"Nursing homes and hospitals should publish policies on euthanasia so patients are able to take it into consideration when choosing their care provider. The researchers say that one benefit of the 2002 act is that it removes any need for secrecy regarding euthanasia."

It appears that Nivel is attempting to increase the availability of euthanasia by promoting nursing homes and physicians who are willing to kill their patients.

Nivel researcher Gé Donker, who is also a physician, was quoted as saying:
"It's (euthanasia) not something any general practitioner enjoys doing. It's always hard to practise euthanasia and it's emotionally taxing for the doctor. You choose the profession to provide optimal care and euthanasia may be a part of it. A doctor only practises euthanasia out of empathy for the patient who requests it."

Dr. Donker should consider that it is difficult for a physician to euthanize their patients because humans appear to have an innate repulsion to killing others. Nivel should be promoting effective care and symptom management for every person in the Netherlands rather than greater access to euthanasia.

Link to the article:

David Cameron will oppose the legalization of assisted suicide in the UK

David Cameron, the leader of the conservative party in the UK, has stated in the UK media that he opposes the legalization of assisted suicide.

Speaking to The Catholic Herald, Cameron stated:
"My personal view is that if assisted dying is legalised, there is a danger that terminally ill people may feel pressurised into ending their lives if they feel they've become a burden on loved ones,"

"I don't believe anyone should be put in this position. So no, I don't support any change in the law."

Now that an election has been called in the UK, the position of a politician on the issue of assisted suicide has become particularly relevant and should be an issue that many people use as a barometer to determine how they will vote.

The issue of assisted suicide is particularly relevant since Keir Starmer, the Director of Public Prosecutions in the UK, released assisted suicide guidelines that make it less-likely that a person will be prosecuted for assisted suicide if they are a family member or if the person who died had a disability.

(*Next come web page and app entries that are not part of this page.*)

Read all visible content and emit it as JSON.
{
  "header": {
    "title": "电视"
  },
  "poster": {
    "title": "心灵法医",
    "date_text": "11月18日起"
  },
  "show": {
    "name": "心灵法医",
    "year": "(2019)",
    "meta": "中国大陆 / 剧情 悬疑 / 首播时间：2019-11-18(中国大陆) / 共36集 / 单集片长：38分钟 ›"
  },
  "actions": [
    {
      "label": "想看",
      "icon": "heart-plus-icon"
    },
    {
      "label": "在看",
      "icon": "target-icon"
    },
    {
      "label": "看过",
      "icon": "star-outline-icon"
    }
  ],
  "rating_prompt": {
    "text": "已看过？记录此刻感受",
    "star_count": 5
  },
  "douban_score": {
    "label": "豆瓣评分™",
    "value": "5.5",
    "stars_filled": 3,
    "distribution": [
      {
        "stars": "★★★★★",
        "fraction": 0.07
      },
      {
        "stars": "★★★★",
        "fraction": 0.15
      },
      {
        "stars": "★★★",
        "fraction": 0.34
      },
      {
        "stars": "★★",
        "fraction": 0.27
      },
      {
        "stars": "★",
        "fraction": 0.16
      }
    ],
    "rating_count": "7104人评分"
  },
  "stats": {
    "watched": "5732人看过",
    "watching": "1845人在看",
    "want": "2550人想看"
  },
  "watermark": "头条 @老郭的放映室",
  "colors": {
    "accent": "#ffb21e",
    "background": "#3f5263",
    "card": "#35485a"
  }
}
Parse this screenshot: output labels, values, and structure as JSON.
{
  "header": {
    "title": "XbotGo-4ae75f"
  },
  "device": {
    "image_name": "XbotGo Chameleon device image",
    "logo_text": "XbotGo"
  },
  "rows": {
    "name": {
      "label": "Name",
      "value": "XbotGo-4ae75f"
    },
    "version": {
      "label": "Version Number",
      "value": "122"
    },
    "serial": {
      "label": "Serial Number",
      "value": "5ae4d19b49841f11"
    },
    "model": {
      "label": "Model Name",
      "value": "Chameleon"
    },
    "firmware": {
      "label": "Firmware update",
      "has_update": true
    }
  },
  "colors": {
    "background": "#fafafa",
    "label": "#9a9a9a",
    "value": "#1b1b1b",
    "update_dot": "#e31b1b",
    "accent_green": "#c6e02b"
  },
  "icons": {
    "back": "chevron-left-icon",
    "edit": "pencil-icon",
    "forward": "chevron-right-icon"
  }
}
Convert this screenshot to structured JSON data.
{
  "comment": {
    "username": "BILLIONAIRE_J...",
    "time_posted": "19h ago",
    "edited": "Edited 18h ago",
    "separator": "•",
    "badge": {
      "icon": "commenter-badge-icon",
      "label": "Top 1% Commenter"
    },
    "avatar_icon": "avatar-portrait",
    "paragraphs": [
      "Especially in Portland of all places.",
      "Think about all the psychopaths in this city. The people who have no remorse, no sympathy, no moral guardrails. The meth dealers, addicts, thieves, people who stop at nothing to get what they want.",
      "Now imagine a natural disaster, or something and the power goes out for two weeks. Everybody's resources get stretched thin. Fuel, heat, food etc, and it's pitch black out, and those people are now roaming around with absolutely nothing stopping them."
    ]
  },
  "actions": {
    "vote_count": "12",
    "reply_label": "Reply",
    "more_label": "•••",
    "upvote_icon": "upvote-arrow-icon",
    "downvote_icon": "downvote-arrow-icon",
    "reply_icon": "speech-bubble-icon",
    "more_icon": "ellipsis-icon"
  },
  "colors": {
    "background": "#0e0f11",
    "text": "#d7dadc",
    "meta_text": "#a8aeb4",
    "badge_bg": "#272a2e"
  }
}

Cameron is currently the front-runner in the election, but like any political campaign, it is anybodies race until the vote is cast.